Extracted material START

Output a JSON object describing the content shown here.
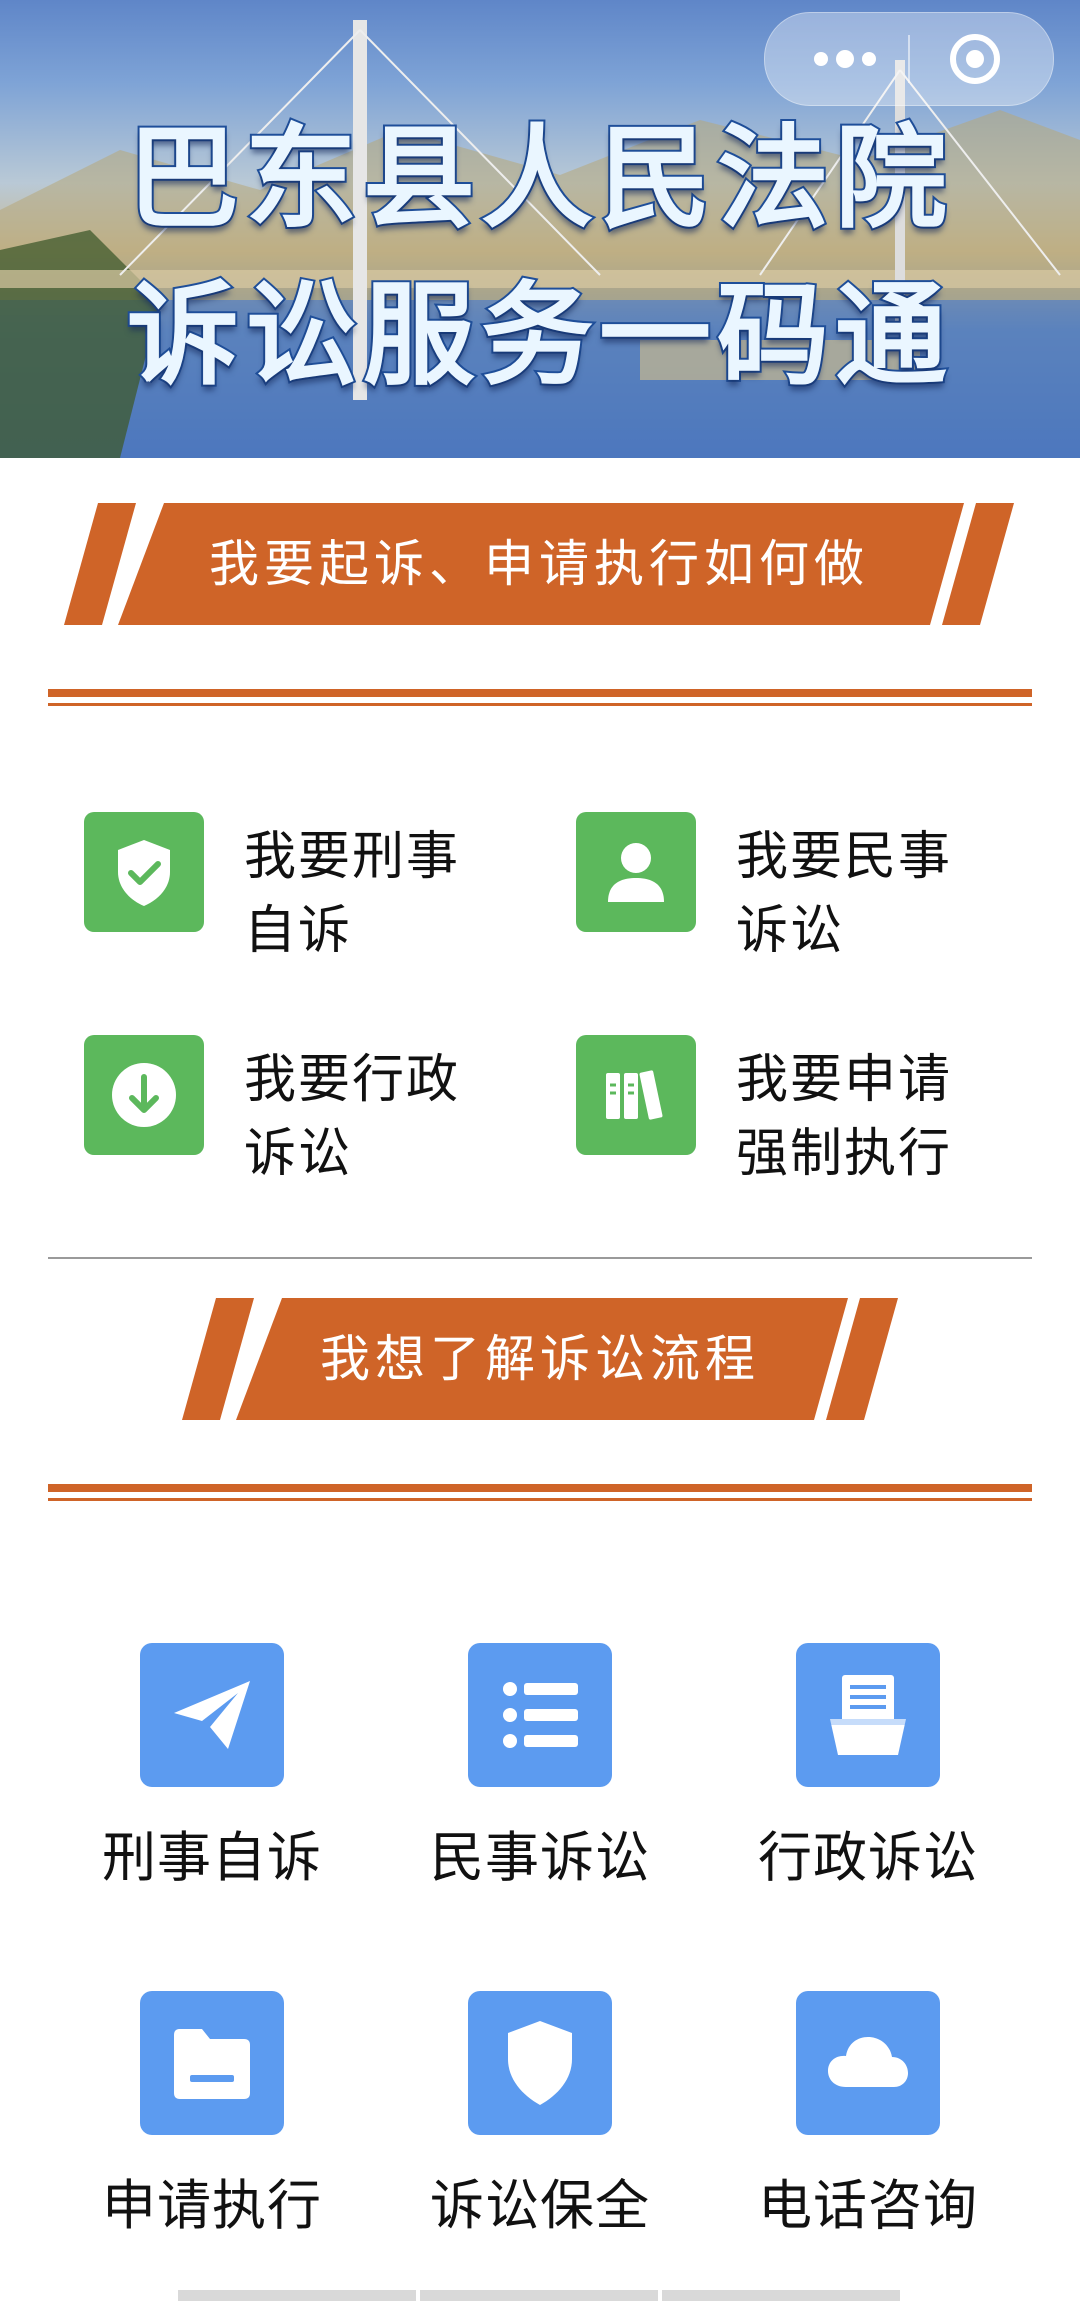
{
  "banner": {
    "title_line1": "巴东县人民法院",
    "title_line2": "诉讼服务一码通"
  },
  "capsule": {
    "menu_icon": "more-dots-icon",
    "close_icon": "target-circle-icon"
  },
  "section1": {
    "header": "我要起诉、申请执行如何做",
    "items": [
      {
        "line1": "我要刑事",
        "line2": "自诉",
        "icon": "shield-check-icon"
      },
      {
        "line1": "我要民事",
        "line2": "诉讼",
        "icon": "user-icon"
      },
      {
        "line1": "我要行政",
        "line2": "诉讼",
        "icon": "download-circle-icon"
      },
      {
        "line1": "我要申请",
        "line2": "强制执行",
        "icon": "books-icon"
      }
    ]
  },
  "section2": {
    "header": "我想了解诉讼流程",
    "items": [
      {
        "label": "刑事自诉",
        "icon": "paper-plane-icon"
      },
      {
        "label": "民事诉讼",
        "icon": "list-icon"
      },
      {
        "label": "行政诉讼",
        "icon": "document-tray-icon"
      },
      {
        "label": "申请执行",
        "icon": "folder-icon"
      },
      {
        "label": "诉讼保全",
        "icon": "shield-icon"
      },
      {
        "label": "电话咨询",
        "icon": "cloud-icon"
      }
    ]
  },
  "colors": {
    "accent_orange": "#cf6428",
    "action_green": "#5cb85c",
    "process_blue": "#5c9bf0"
  }
}
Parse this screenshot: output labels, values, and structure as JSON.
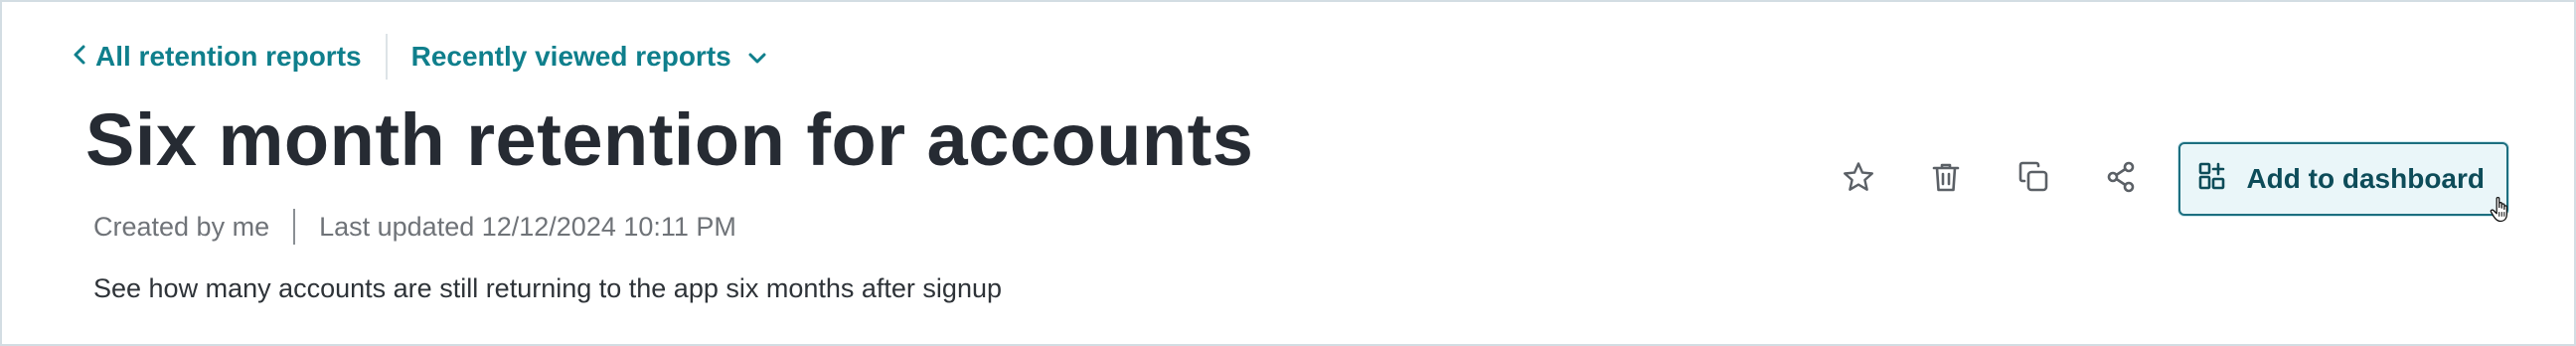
{
  "breadcrumb": {
    "back_label": "All retention reports",
    "recent_label": "Recently viewed reports"
  },
  "report": {
    "title": "Six month retention for accounts",
    "created_by": "Created by me",
    "last_updated": "Last updated 12/12/2024 10:11 PM",
    "description": "See how many accounts are still returning to the app six months after signup"
  },
  "actions": {
    "icons": [
      "star-icon",
      "trash-icon",
      "copy-icon",
      "share-icon"
    ],
    "add_label": "Add to dashboard"
  },
  "colors": {
    "link": "#0f7f8c",
    "title": "#262b33",
    "muted": "#6f7378",
    "button_border": "#1d6f80",
    "button_bg": "#eaf6f9"
  }
}
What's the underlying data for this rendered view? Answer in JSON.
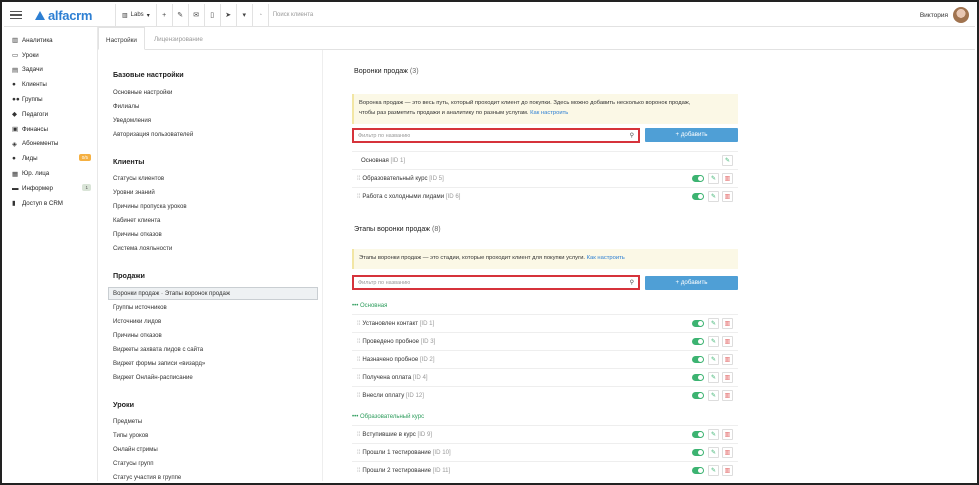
{
  "topbar": {
    "logo": "alfacrm",
    "branch": "Labs",
    "search_placeholder": "Поиск клиента",
    "user_name": "Виктория",
    "icons": [
      "plus-icon",
      "wrench-icon",
      "mail-icon",
      "phone-icon",
      "telegram-icon",
      "cart-icon",
      "bell-icon"
    ]
  },
  "sidebar": {
    "items": [
      {
        "label": "Аналитика",
        "icon": "chart-icon",
        "glyph": "▥"
      },
      {
        "label": "Уроки",
        "icon": "calendar-icon",
        "glyph": "▭"
      },
      {
        "label": "Задачи",
        "icon": "tasks-icon",
        "glyph": "▤"
      },
      {
        "label": "Клиенты",
        "icon": "user-icon",
        "glyph": "●"
      },
      {
        "label": "Группы",
        "icon": "users-icon",
        "glyph": "●●"
      },
      {
        "label": "Педагоги",
        "icon": "teacher-icon",
        "glyph": "◆"
      },
      {
        "label": "Финансы",
        "icon": "money-icon",
        "glyph": "▣"
      },
      {
        "label": "Абонементы",
        "icon": "tag-icon",
        "glyph": "◈"
      },
      {
        "label": "Лиды",
        "icon": "leads-icon",
        "glyph": "●",
        "badge": "0/5"
      },
      {
        "label": "Юр. лица",
        "icon": "building-icon",
        "glyph": "▦"
      },
      {
        "label": "Информер",
        "icon": "informer-icon",
        "glyph": "▬",
        "badge": "1"
      },
      {
        "label": "Доступ в CRM",
        "icon": "lock-icon",
        "glyph": "▮"
      }
    ]
  },
  "tabs": {
    "active": "Настройки",
    "inactive": "Лицензирование"
  },
  "nav": {
    "base_h": "Базовые настройки",
    "base": [
      "Основные настройки",
      "Филиалы",
      "Уведомления",
      "Авторизация пользователей"
    ],
    "clients_h": "Клиенты",
    "clients": [
      "Статусы клиентов",
      "Уровни знаний",
      "Причины пропуска уроков",
      "Кабинет клиента",
      "Причины отказов",
      "Система лояльности"
    ],
    "sales_h": "Продажи",
    "sales": [
      "Воронки продаж · Этапы воронок продаж",
      "Группы источников",
      "Источники лидов",
      "Причины отказов",
      "Виджеты захвата лидов с сайта",
      "Виджет формы записи «визард»",
      "Виджет Онлайн-расписание"
    ],
    "lessons_h": "Уроки",
    "lessons": [
      "Предметы",
      "Типы уроков",
      "Онлайн стримы",
      "Статусы групп",
      "Статус участия в группе"
    ]
  },
  "funnels": {
    "title": "Воронки продаж",
    "count": "(3)",
    "note1": "Воронка продаж — это весь путь, который проходит клиент до покупки. Здесь можно добавить несколько воронок продаж,",
    "note2": "чтобы раз разметить продажи и аналитику по разным услугам.",
    "link": "Как настроить",
    "filter_placeholder": "Фильтр по названию",
    "add": "+ добавить",
    "rows": [
      {
        "name": "Основная",
        "id": "[ID 1]"
      },
      {
        "name": "Образовательный курс",
        "id": "[ID 5]"
      },
      {
        "name": "Работа с холодными лидами",
        "id": "[ID 6]"
      }
    ]
  },
  "stages": {
    "title": "Этапы воронки продаж",
    "count": "(8)",
    "note": "Этапы воронки продаж — это стадии, которые проходит клиент для покупки услуги.",
    "link": "Как настроить",
    "filter_placeholder": "Фильтр по названию",
    "add": "+ добавить",
    "group1": "••• Основная",
    "group1_rows": [
      {
        "name": "Установлен контакт",
        "id": "[ID 1]"
      },
      {
        "name": "Проведено пробное",
        "id": "[ID 3]"
      },
      {
        "name": "Назначено пробное",
        "id": "[ID 2]"
      },
      {
        "name": "Получена оплата",
        "id": "[ID 4]"
      },
      {
        "name": "Внесли оплату",
        "id": "[ID 12]"
      }
    ],
    "group2": "••• Образовательный курс",
    "group2_rows": [
      {
        "name": "Вступившие в курс",
        "id": "[ID 9]"
      },
      {
        "name": "Прошли 1 тестирование",
        "id": "[ID 10]"
      },
      {
        "name": "Прошли 2 тестирование",
        "id": "[ID 11]"
      }
    ]
  }
}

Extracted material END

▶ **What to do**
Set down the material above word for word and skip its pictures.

▶ **Task answer**
Output a JSON object describing the content shown here.
{
  "banner": {
    "title_line1": "巴东县人民法院",
    "title_line2": "诉讼服务一码通"
  },
  "capsule": {
    "menu_icon": "more-dots-icon",
    "close_icon": "target-circle-icon"
  },
  "section1": {
    "header": "我要起诉、申请执行如何做",
    "items": [
      {
        "line1": "我要刑事",
        "line2": "自诉",
        "icon": "shield-check-icon"
      },
      {
        "line1": "我要民事",
        "line2": "诉讼",
        "icon": "user-icon"
      },
      {
        "line1": "我要行政",
        "line2": "诉讼",
        "icon": "download-circle-icon"
      },
      {
        "line1": "我要申请",
        "line2": "强制执行",
        "icon": "books-icon"
      }
    ]
  },
  "section2": {
    "header": "我想了解诉讼流程",
    "items": [
      {
        "label": "刑事自诉",
        "icon": "paper-plane-icon"
      },
      {
        "label": "民事诉讼",
        "icon": "list-icon"
      },
      {
        "label": "行政诉讼",
        "icon": "document-tray-icon"
      },
      {
        "label": "申请执行",
        "icon": "folder-icon"
      },
      {
        "label": "诉讼保全",
        "icon": "shield-icon"
      },
      {
        "label": "电话咨询",
        "icon": "cloud-icon"
      }
    ]
  },
  "colors": {
    "accent_orange": "#cf6428",
    "action_green": "#5cb85c",
    "process_blue": "#5c9bf0"
  }
}
Parse this screenshot: output labels, values, and structure as JSON.
{
  "breadcrumb": {
    "back_label": "All retention reports",
    "recent_label": "Recently viewed reports"
  },
  "report": {
    "title": "Six month retention for accounts",
    "created_by": "Created by me",
    "last_updated": "Last updated 12/12/2024 10:11 PM",
    "description": "See how many accounts are still returning to the app six months after signup"
  },
  "actions": {
    "icons": [
      "star-icon",
      "trash-icon",
      "copy-icon",
      "share-icon"
    ],
    "add_label": "Add to dashboard"
  },
  "colors": {
    "link": "#0f7f8c",
    "title": "#262b33",
    "muted": "#6f7378",
    "button_border": "#1d6f80",
    "button_bg": "#eaf6f9"
  }
}
What's the underlying data for this rendered view? Answer in JSON.
{
  "topbar": {
    "logo": "alfacrm",
    "branch": "Labs",
    "search_placeholder": "Поиск клиента",
    "user_name": "Виктория",
    "icons": [
      "plus-icon",
      "wrench-icon",
      "mail-icon",
      "phone-icon",
      "telegram-icon",
      "cart-icon",
      "bell-icon"
    ]
  },
  "sidebar": {
    "items": [
      {
        "label": "Аналитика",
        "icon": "chart-icon",
        "glyph": "▥"
      },
      {
        "label": "Уроки",
        "icon": "calendar-icon",
        "glyph": "▭"
      },
      {
        "label": "Задачи",
        "icon": "tasks-icon",
        "glyph": "▤"
      },
      {
        "label": "Клиенты",
        "icon": "user-icon",
        "glyph": "●"
      },
      {
        "label": "Группы",
        "icon": "users-icon",
        "glyph": "●●"
      },
      {
        "label": "Педагоги",
        "icon": "teacher-icon",
        "glyph": "◆"
      },
      {
        "label": "Финансы",
        "icon": "money-icon",
        "glyph": "▣"
      },
      {
        "label": "Абонементы",
        "icon": "tag-icon",
        "glyph": "◈"
      },
      {
        "label": "Лиды",
        "icon": "leads-icon",
        "glyph": "●",
        "badge": "0/5"
      },
      {
        "label": "Юр. лица",
        "icon": "building-icon",
        "glyph": "▦"
      },
      {
        "label": "Информер",
        "icon": "informer-icon",
        "glyph": "▬",
        "badge": "1"
      },
      {
        "label": "Доступ в CRM",
        "icon": "lock-icon",
        "glyph": "▮"
      }
    ]
  },
  "tabs": {
    "active": "Настройки",
    "inactive": "Лицензирование"
  },
  "nav": {
    "base_h": "Базовые настройки",
    "base": [
      "Основные настройки",
      "Филиалы",
      "Уведомления",
      "Авторизация пользователей"
    ],
    "clients_h": "Клиенты",
    "clients": [
      "Статусы клиентов",
      "Уровни знаний",
      "Причины пропуска уроков",
      "Кабинет клиента",
      "Причины отказов",
      "Система лояльности"
    ],
    "sales_h": "Продажи",
    "sales": [
      "Воронки продаж · Этапы воронок продаж",
      "Группы источников",
      "Источники лидов",
      "Причины отказов",
      "Виджеты захвата лидов с сайта",
      "Виджет формы записи «визард»",
      "Виджет Онлайн-расписание"
    ],
    "lessons_h": "Уроки",
    "lessons": [
      "Предметы",
      "Типы уроков",
      "Онлайн стримы",
      "Статусы групп",
      "Статус участия в группе"
    ]
  },
  "funnels": {
    "title": "Воронки продаж",
    "count": "(3)",
    "note1": "Воронка продаж — это весь путь, который проходит клиент до покупки. Здесь можно добавить несколько воронок продаж,",
    "note2": "чтобы раз разметить продажи и аналитику по разным услугам.",
    "link": "Как настроить",
    "filter_placeholder": "Фильтр по названию",
    "add": "+ добавить",
    "rows": [
      {
        "name": "Основная",
        "id": "[ID 1]"
      },
      {
        "name": "Образовательный курс",
        "id": "[ID 5]"
      },
      {
        "name": "Работа с холодными лидами",
        "id": "[ID 6]"
      }
    ]
  },
  "stages": {
    "title": "Этапы воронки продаж",
    "count": "(8)",
    "note": "Этапы воронки продаж — это стадии, которые проходит клиент для покупки услуги.",
    "link": "Как настроить",
    "filter_placeholder": "Фильтр по названию",
    "add": "+ добавить",
    "group1": "••• Основная",
    "group1_rows": [
      {
        "name": "Установлен контакт",
        "id": "[ID 1]"
      },
      {
        "name": "Проведено пробное",
        "id": "[ID 3]"
      },
      {
        "name": "Назначено пробное",
        "id": "[ID 2]"
      },
      {
        "name": "Получена оплата",
        "id": "[ID 4]"
      },
      {
        "name": "Внесли оплату",
        "id": "[ID 12]"
      }
    ],
    "group2": "••• Образовательный курс",
    "group2_rows": [
      {
        "name": "Вступившие в курс",
        "id": "[ID 9]"
      },
      {
        "name": "Прошли 1 тестирование",
        "id": "[ID 10]"
      },
      {
        "name": "Прошли 2 тестирование",
        "id": "[ID 11]"
      }
    ]
  }
}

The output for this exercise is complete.